This spline curve lets you change the timing of the recorded animation. Note that this spline curve only affects the animation temporally and will not affect any loops that have been defined. If a value greater than 0 has been set for the Loops value, the modified Timing value will change accordingly with each loop.
I wasn’t able to see any keyframes with the file you have had send. Can you confirm that? Totally weird. I clicked to open the clip in a Dope Sheet of F-Curve, no show.
The problem that I face often, I really don’t know what you know, and/or what I have to share to make it work. The for me is not your project, it is that you can set up what ever you like. To fix it, and make it work, I notice over the years, is more often than not a dead end street, it doesn’t produce that “click” in someones head. On the other side, I feel bad as well, to not fix it and everyone is happy, for that moment.
When I read “give up”, that is the opposite of what I want.
So, what counts is a the acceleration of this animation. I know that you have a loop (bolt and casings/bullet) and a progression (the magazine) that needs to work together. As a filmmaker, I would ask you, what is important, the acceleration or the progress of the magazine getting empty—in the same “take”. Most people try to do everything in a one long take during animation. The result is often a boring long shot. As Hitchcock said, Film is life with the boring stuff cut out. So, why many people in 3D animation avoid this concept like the pest? My only answer is, there is a satisfaction in the “Game” like set up of a scene, but we all know (I hope) a director of a movie is not directing actors, a good director is directing the audience. A bad director like to feel as the boss on set, but that isn’t visible in the movie ever, so whats the deal. That is what makes a movie, to know which of the three one self is. On the end all that count is what is on the screen, and seen by the audience. Well, not really, what count is what the audience imagines. Don’t tell, show, is the old saying, but I really don’t think so, it is Don’t tell, perhaps show, but make them imagine it. that is the magic of all our doing.

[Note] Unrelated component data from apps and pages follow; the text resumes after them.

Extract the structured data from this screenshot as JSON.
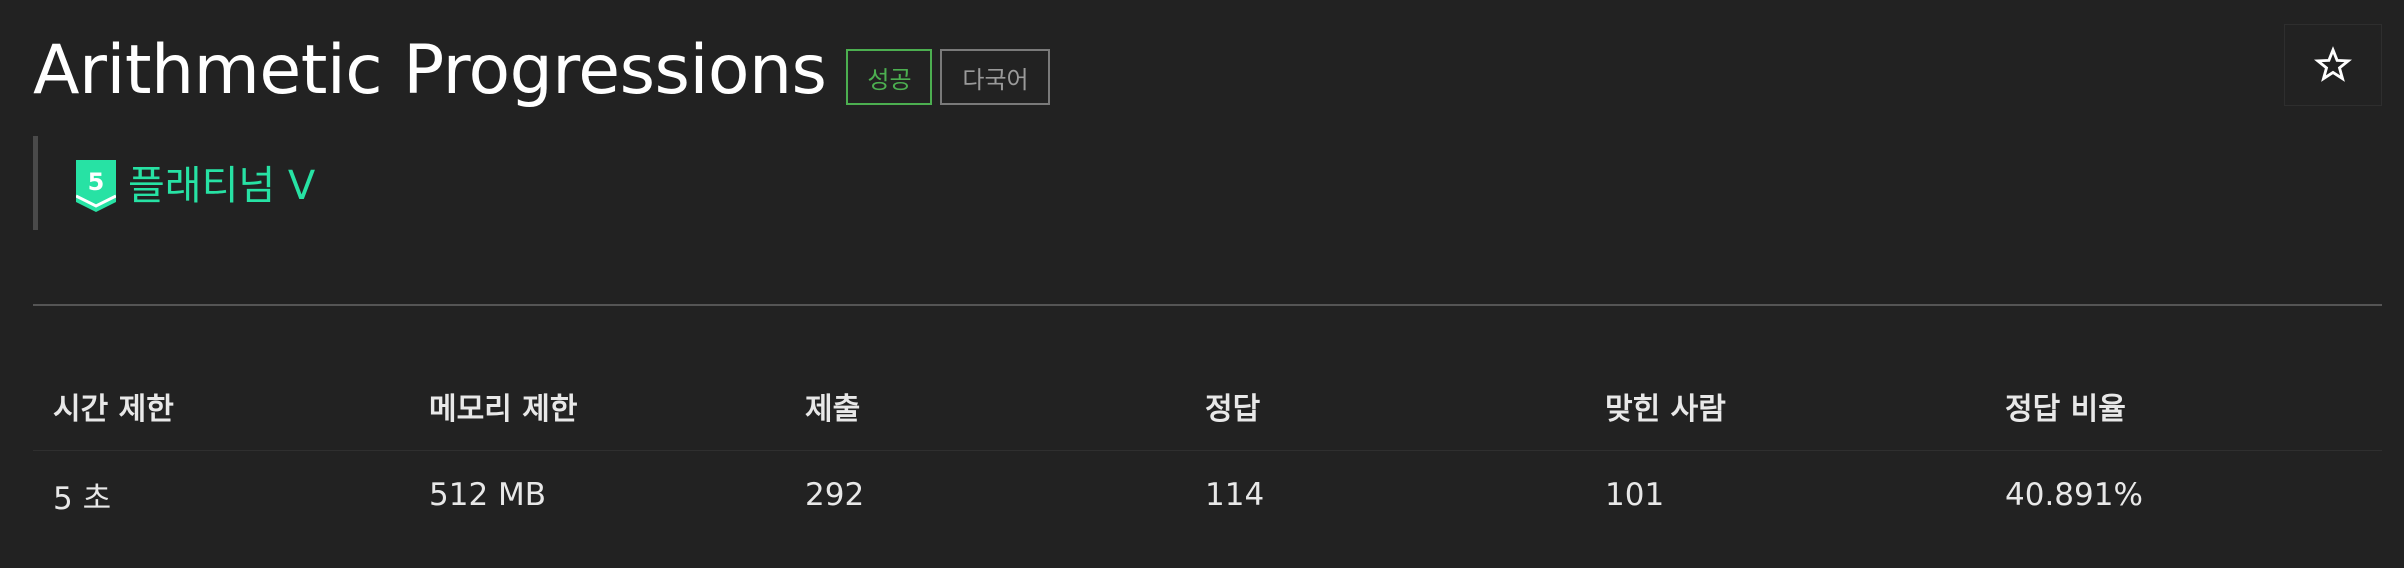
{
  "problem": {
    "title": "Arithmetic Progressions",
    "tags": {
      "success": "성공",
      "multilang": "다국어"
    },
    "tier": {
      "level": "5",
      "name": "플래티넘 V",
      "color": "#27e2a4"
    },
    "star_icon": "☆"
  },
  "colors": {
    "background": "#222222",
    "success": "#4caf50",
    "tier": "#27e2a4"
  },
  "stats": {
    "headers": [
      "시간 제한",
      "메모리 제한",
      "제출",
      "정답",
      "맞힌 사람",
      "정답 비율"
    ],
    "values": [
      "5 초",
      "512 MB",
      "292",
      "114",
      "101",
      "40.891%"
    ]
  }
}
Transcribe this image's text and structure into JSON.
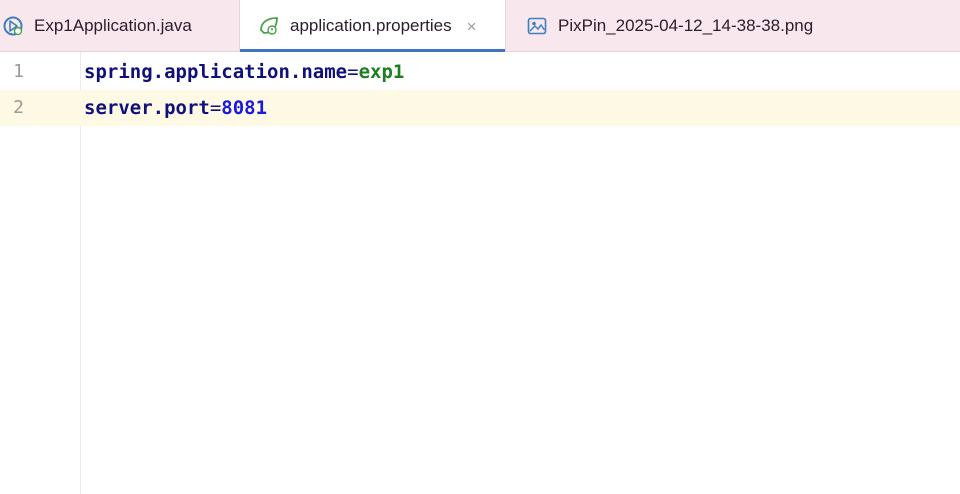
{
  "tabs": [
    {
      "label": "Exp1Application.java",
      "icon": "spring-run-icon",
      "active": false
    },
    {
      "label": "application.properties",
      "icon": "spring-leaf-icon",
      "active": true,
      "close": "×"
    },
    {
      "label": "PixPin_2025-04-12_14-38-38.png",
      "icon": "image-icon",
      "active": false
    }
  ],
  "editor": {
    "lines": [
      {
        "number": "1",
        "key": "spring.application.name",
        "eq": "=",
        "value": "exp1"
      },
      {
        "number": "2",
        "key": "server.port",
        "eq": "=",
        "value": "8081"
      }
    ]
  },
  "colors": {
    "tabbar_bg": "#f8e8ee",
    "active_tab_bar": "#3d74c2",
    "key": "#10107c",
    "string_value": "#1f7f1f",
    "number_value": "#1a1adf",
    "current_line": "#fdf9e4"
  }
}
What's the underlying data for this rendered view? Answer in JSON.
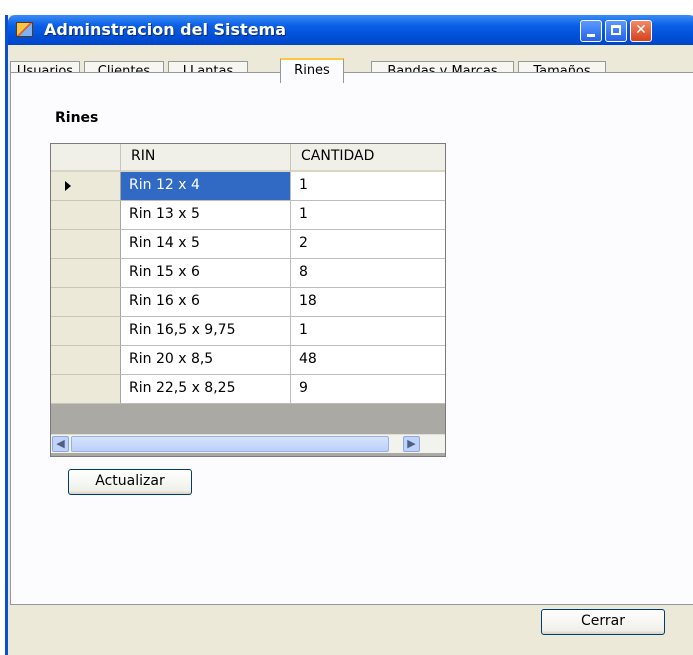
{
  "window": {
    "title": "Adminstracion del Sistema"
  },
  "tabs": [
    {
      "label": "Usuarios"
    },
    {
      "label": "Clientes"
    },
    {
      "label": "LLantas"
    },
    {
      "label": "Rines",
      "active": true
    },
    {
      "label": "Bandas y Marcas"
    },
    {
      "label": "Tamaños"
    }
  ],
  "section_label": "Rines",
  "grid": {
    "columns": [
      "RIN",
      "CANTIDAD"
    ],
    "rows": [
      {
        "rin": "Rin 12 x 4",
        "cantidad": "1",
        "selected": true
      },
      {
        "rin": "Rin 13 x 5",
        "cantidad": "1"
      },
      {
        "rin": "Rin 14 x 5",
        "cantidad": "2"
      },
      {
        "rin": "Rin 15 x 6",
        "cantidad": "8"
      },
      {
        "rin": "Rin 16 x 6",
        "cantidad": "18"
      },
      {
        "rin": "Rin 16,5 x 9,75",
        "cantidad": "1"
      },
      {
        "rin": "Rin 20 x 8,5",
        "cantidad": "48"
      },
      {
        "rin": "Rin 22,5 x 8,25",
        "cantidad": "9"
      }
    ]
  },
  "buttons": {
    "refresh_label": "Actualizar",
    "close_label": "Cerrar"
  },
  "colors": {
    "titlebar": "#0050d8",
    "selection": "#316ac5",
    "window_bg": "#ece9d8",
    "active_tab_accent": "#ffc83c"
  }
}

Having said that: The Magazine can be shown, while going empty, in an insert. The Bolt/Casing/Bullet cycle can life with a looped top view of the magazine. This is a doable in a copy of the scene, which is focused only on the speed up. To show the whole gun why speeding up defeats the impact to the audience, The fast pace is the key moment, the farther away (smaller in the image) that part is, the smaller the impact. Again, old film-school “abc”, what is bigger in the picture, is more important. The audience has already understood the progress of the magazine, and a shot refresher as an insert is all they need. This piece is about power and speed, and it needs to go as close as possible. The closer we go, the more movement we have, “pixels per second” so to say, (mph).
With the focus on that small part, the loop is limited to a few elements, and can be fine-tuned for exactly this.
Then bake from the last element in the chain progressively to the initial element. Bake it into the Motion Clip, take the keyframes out, bake the Expression, so you have all in one stream of keys. If things are kept in dependencies all of the place, you end up with an constant attention of a complex scene. The idea of the Motion clip is the exact opposite, to handle animation with ease, like you edit a movie, and not herding cats.
What is your target, a one time through machine as a C4D scene or a movie that is wonderful to watch and re-watch. Waht’s your target.
Hmmm you make some very good points I suppose I did already show the basic workings of the gun, so no need to show the audience again but slowly sped up. I wish I would have taken an animation/film course in college. I’m worried my audience will become bored with this animation after the first 30 seconds or so. This is my storyboard, although now I’m thinking I should have gone into more detail with it :/